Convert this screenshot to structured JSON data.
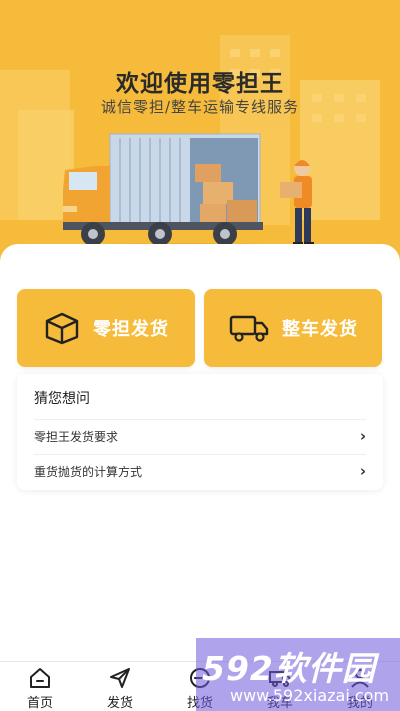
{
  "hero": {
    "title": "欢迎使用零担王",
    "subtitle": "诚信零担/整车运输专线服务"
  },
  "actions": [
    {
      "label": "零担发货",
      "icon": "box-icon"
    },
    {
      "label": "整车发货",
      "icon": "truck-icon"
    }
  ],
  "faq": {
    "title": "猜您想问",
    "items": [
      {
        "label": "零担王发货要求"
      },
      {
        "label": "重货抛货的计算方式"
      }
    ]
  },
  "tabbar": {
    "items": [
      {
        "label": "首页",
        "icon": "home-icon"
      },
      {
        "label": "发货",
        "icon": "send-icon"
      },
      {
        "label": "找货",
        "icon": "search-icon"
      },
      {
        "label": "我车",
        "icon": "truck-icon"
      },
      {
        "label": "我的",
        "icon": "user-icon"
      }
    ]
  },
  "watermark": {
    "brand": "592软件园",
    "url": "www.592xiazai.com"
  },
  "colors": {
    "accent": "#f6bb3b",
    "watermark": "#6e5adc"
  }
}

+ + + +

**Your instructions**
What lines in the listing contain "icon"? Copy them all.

**Response to the task**
      "icon": "box-icon"
      "icon": "truck-icon"
        "icon": "home-icon"
        "icon": "send-icon"
        "icon": "search-icon"
        "icon": "truck-icon"
        "icon": "user-icon"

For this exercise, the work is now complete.